* [Assignment]: Carry over every entry exactly as it appears in the records.

[[ The data, beginning ]]

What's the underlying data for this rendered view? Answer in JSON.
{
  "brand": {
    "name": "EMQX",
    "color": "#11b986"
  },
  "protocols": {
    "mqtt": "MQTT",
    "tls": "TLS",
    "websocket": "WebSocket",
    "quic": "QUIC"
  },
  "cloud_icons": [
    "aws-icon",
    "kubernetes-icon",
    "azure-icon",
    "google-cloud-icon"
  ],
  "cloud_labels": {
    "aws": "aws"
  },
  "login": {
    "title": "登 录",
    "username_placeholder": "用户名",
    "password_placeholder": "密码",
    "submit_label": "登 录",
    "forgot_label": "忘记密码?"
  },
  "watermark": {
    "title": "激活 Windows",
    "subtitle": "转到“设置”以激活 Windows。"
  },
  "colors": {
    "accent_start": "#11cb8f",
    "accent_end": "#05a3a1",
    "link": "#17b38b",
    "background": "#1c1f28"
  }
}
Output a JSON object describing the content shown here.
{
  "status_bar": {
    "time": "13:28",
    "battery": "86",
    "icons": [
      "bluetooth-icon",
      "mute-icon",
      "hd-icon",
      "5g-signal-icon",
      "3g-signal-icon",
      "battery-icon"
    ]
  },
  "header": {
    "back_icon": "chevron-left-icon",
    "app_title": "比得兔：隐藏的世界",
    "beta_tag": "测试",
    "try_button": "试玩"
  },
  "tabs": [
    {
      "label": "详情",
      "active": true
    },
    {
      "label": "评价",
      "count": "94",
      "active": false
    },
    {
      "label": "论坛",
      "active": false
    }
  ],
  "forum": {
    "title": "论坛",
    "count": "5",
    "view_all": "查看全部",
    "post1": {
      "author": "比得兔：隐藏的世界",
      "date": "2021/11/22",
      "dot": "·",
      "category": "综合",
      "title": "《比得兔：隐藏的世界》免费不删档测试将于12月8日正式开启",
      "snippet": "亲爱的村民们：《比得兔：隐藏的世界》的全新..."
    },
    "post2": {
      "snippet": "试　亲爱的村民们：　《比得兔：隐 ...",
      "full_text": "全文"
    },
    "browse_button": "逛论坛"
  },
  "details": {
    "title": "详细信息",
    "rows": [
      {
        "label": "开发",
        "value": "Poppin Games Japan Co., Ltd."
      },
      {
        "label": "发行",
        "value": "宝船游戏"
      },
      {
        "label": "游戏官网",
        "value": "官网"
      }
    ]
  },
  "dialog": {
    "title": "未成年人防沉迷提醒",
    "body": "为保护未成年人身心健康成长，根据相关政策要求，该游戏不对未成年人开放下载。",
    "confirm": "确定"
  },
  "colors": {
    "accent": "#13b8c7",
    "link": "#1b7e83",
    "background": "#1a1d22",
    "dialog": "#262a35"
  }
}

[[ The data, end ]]

* [Response area]:
What's the underlying data for this rendered view? Answer in JSON.
{
  "brand": {
    "name": "EMQX",
    "color": "#11b986"
  },
  "protocols": {
    "mqtt": "MQTT",
    "tls": "TLS",
    "websocket": "WebSocket",
    "quic": "QUIC"
  },
  "cloud_icons": [
    "aws-icon",
    "kubernetes-icon",
    "azure-icon",
    "google-cloud-icon"
  ],
  "cloud_labels": {
    "aws": "aws"
  },
  "login": {
    "title": "登 录",
    "username_placeholder": "用户名",
    "password_placeholder": "密码",
    "submit_label": "登 录",
    "forgot_label": "忘记密码?"
  },
  "watermark": {
    "title": "激活 Windows",
    "subtitle": "转到“设置”以激活 Windows。"
  },
  "colors": {
    "accent_start": "#11cb8f",
    "accent_end": "#05a3a1",
    "link": "#17b38b",
    "background": "#1c1f28"
  }
}
Output a JSON object describing the content shown here.
{
  "status_bar": {
    "time": "13:28",
    "battery": "86",
    "icons": [
      "bluetooth-icon",
      "mute-icon",
      "hd-icon",
      "5g-signal-icon",
      "3g-signal-icon",
      "battery-icon"
    ]
  },
  "header": {
    "back_icon": "chevron-left-icon",
    "app_title": "比得兔：隐藏的世界",
    "beta_tag": "测试",
    "try_button": "试玩"
  },
  "tabs": [
    {
      "label": "详情",
      "active": true
    },
    {
      "label": "评价",
      "count": "94",
      "active": false
    },
    {
      "label": "论坛",
      "active": false
    }
  ],
  "forum": {
    "title": "论坛",
    "count": "5",
    "view_all": "查看全部",
    "post1": {
      "author": "比得兔：隐藏的世界",
      "date": "2021/11/22",
      "dot": "·",
      "category": "综合",
      "title": "《比得兔：隐藏的世界》免费不删档测试将于12月8日正式开启",
      "snippet": "亲爱的村民们：《比得兔：隐藏的世界》的全新..."
    },
    "post2": {
      "snippet": "试　亲爱的村民们：　《比得兔：隐 ...",
      "full_text": "全文"
    },
    "browse_button": "逛论坛"
  },
  "details": {
    "title": "详细信息",
    "rows": [
      {
        "label": "开发",
        "value": "Poppin Games Japan Co., Ltd."
      },
      {
        "label": "发行",
        "value": "宝船游戏"
      },
      {
        "label": "游戏官网",
        "value": "官网"
      }
    ]
  },
  "dialog": {
    "title": "未成年人防沉迷提醒",
    "body": "为保护未成年人身心健康成长，根据相关政策要求，该游戏不对未成年人开放下载。",
    "confirm": "确定"
  },
  "colors": {
    "accent": "#13b8c7",
    "link": "#1b7e83",
    "background": "#1a1d22",
    "dialog": "#262a35"
  }
}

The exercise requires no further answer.